Sweet of spirit, beguilingly old-fashioned and, alas, utterly unexciting, the musical "Captains Courageous" sails into the unlikely port of the Manhattan Theater Club after a long voyage that dates back almost a decade.
Sweet of spirit, beguilingly old-fashioned and, alas, utterly unexciting, the musical “Captains Courageous” sails into the unlikely port of the Manhattan Theater Club after a long voyage that dates back almost a decade. This new staging, by MTC artistic director Lynne Meadow, follows full productions at Washington’s Ford’s Theater in 1992 and the Goodspeed Opera House in 1994. Clearly the show has many admirers, but despite Meadow’s artful and handsome chamber production, it’s hard to see what inspired such enthusiasm for this nicely behaved but rather plain child. A perfect fit for regional theaters with small budgets and large family audiences, “Captains Courageous” is an unlikely vessel to be navigating the choppier waters of Gotham.With music by Frederick Freyer and book and lyrics by Patrick Cook, the show is based on the 1937 movie of the same title, and it’s steeped in the simplicities of a black-and-white age. In the somewhat stiff opening scene, spoiled rich kid Harvey E. Cheyne (Brandon Espinoza) is kicked out of private school for general unruliness, whereupon his neglectful magnate dad (Michael DeVries) agrees to bring him on a transatlantic business voyage. Espinoza is suitably obnoxious as he torments the crew aboard the ocean liner. When he tries to snag daddy’s straying attention by walking along the railing, one waits with delicious anticipation for him to fall overboard. Naturally he does, and is picked up by Portuguese immigrant fisherman Manuel (Treat Williams), one of a larger crew aboard a ship out from Gloucester, Mass., for three months, and not about to head in to port to bring little Harvey back to New York.
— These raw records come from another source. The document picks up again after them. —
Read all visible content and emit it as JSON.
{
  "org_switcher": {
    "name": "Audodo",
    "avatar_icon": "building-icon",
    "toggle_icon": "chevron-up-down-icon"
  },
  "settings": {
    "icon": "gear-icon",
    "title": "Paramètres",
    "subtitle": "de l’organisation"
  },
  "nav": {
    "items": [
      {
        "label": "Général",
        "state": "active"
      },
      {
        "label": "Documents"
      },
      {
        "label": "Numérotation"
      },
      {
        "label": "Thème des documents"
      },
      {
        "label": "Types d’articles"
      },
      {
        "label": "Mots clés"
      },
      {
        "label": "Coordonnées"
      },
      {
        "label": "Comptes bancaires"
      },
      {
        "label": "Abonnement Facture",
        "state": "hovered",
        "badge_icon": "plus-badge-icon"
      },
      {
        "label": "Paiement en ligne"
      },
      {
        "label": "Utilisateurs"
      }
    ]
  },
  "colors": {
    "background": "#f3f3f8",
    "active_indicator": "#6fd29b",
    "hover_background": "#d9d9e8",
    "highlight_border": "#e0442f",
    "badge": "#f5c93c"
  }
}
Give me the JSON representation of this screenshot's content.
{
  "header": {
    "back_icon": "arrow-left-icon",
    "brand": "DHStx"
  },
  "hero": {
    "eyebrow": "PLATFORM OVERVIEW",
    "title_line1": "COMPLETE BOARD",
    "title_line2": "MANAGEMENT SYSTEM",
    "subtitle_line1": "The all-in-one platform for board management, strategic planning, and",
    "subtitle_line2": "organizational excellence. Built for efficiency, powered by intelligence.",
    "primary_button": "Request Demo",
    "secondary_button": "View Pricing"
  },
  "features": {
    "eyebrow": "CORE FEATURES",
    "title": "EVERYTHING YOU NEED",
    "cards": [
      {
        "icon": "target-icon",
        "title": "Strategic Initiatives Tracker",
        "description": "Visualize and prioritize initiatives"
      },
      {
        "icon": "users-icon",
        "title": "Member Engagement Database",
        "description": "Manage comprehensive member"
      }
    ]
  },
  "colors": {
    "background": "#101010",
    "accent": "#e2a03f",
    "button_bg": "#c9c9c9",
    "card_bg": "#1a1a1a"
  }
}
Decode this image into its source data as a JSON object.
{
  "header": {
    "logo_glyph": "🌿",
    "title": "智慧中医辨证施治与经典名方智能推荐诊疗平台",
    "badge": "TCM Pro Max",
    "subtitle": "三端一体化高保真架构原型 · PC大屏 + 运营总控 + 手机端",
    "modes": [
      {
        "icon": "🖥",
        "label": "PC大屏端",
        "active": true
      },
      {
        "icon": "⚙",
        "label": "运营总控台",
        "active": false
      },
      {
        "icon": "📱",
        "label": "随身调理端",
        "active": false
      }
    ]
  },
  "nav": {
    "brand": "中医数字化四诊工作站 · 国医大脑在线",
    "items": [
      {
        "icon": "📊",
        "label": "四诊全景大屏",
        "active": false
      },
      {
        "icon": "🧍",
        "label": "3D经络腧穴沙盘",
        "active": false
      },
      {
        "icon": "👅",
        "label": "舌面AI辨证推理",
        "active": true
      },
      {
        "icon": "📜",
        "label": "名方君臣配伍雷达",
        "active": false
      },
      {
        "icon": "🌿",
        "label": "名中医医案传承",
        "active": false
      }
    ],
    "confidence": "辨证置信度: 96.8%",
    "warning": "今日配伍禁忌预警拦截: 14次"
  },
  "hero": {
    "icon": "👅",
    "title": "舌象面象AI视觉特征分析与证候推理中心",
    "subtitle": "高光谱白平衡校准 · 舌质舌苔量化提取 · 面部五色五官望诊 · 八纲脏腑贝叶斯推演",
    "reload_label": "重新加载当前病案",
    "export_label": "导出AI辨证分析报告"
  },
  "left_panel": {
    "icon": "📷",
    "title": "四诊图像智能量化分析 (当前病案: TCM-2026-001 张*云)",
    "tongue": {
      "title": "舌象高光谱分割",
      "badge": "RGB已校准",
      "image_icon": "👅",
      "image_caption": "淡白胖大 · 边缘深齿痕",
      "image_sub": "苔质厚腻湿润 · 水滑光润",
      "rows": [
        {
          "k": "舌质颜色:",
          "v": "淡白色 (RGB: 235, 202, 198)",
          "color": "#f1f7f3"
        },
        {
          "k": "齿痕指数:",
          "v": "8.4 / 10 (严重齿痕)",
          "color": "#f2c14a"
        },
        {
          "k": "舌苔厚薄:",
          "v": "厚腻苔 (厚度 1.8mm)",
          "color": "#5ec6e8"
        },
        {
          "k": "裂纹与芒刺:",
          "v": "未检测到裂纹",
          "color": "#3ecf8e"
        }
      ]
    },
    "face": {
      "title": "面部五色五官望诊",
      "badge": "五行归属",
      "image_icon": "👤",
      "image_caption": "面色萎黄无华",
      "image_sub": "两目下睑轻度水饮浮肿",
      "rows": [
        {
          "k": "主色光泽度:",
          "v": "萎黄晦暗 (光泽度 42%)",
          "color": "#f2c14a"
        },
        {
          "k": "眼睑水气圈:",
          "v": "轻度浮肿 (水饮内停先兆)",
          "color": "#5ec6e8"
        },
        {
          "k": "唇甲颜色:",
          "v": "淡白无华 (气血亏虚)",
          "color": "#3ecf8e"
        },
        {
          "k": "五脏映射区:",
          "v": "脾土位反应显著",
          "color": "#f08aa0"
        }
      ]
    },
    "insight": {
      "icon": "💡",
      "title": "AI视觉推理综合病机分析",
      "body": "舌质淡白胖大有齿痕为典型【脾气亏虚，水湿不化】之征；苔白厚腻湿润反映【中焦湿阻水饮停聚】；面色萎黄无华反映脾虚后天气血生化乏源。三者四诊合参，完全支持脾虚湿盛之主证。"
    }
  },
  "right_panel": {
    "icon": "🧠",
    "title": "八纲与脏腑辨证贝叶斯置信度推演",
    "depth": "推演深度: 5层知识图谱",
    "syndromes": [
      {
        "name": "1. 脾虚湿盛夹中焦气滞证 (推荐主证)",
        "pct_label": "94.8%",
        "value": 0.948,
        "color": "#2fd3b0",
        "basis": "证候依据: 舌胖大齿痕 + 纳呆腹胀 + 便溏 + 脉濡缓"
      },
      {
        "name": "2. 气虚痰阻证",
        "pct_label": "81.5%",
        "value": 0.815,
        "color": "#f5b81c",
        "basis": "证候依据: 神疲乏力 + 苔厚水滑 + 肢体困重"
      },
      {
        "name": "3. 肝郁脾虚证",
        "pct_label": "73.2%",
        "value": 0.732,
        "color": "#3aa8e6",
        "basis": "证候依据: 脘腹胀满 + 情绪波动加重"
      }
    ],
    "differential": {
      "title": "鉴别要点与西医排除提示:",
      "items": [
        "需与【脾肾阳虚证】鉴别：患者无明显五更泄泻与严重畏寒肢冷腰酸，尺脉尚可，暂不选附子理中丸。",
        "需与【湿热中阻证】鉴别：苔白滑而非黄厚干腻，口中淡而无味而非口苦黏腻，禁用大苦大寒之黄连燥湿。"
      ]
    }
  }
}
When the persnickety kid starts his foot-stamping, how-dare-you-feed-me-this-slop routine among the ship’s salty crew, you don’t need to have a compass — or to have seen the picture — to see where this boat is headed. Yes, Harvey is both softened and toughened by learning the value of hard work. Yes, a grudging respect is born among the hard-boiled lads as the kid learns the sailing ropes. Yes, the fatherly love that Harvey has been denied is slowly born in Manuel. The “little fish,” as Manuel rather cloyingly calls him, learns to be a man. The storybook predictability of the show is not helped by the score’s monotonous tendencies. Freyer writes pretty, subtly insinuating melodies, but most of the songs are either sea-flavored solos (Williams’ thin tenor voice is sorely taxed by his heavy load of singing) or rousing anthems for the full chorus of sailors celebrating or lamenting some aspect of the fisherman’s life. Cook’s workmanlike lyrics aren’t particularly graceful, and the songs begin to seem interchangeable after awhile. Eventually it’s not just Derek McLane’s turntable set but the show itself that seems to be going in circles. Meadow’s swift staging makes as much as she can of that stripped-down set. All the action takes place on a tilted wooden platform representing the ship’s deck. Beautifully rendered backdrops suggest huge expanses of sky, and they’re lit with suggestive coloring by Brian MacDevitt. Williams is a true charmer as Manuel, vocal limitations notwithstanding, while the rest of the cast performs ably in one-note parts. But the minimalist production throws all the weight on the delicate show itself, and it’s not rich enough to support it. Both Harvey’s rescue and the storm climax cry out for more ambitious (and expensive) effects to give them their full dramatic due, for example. And with the all-male cast of 16 stomping up and down the turntable for virtually the show’s duration, one begins to get a perhaps too vivid idea of what three months at sea might feel like. Fantasies of bevies of chorus girls bursting out of the hold are hard to dismiss. Perhaps that’s why the show’s sole standout song — significantly in neither of the overused idioms that the rest of the score relies on — is a comic ragtime romp, “Regular Guys,” in which Manuel and Harvey imagine the thrills of a night on the town when the ship pulls into port. The audience noticeably brightened up during its performance; by that point, late in the second act, we were all hungry to head ashore.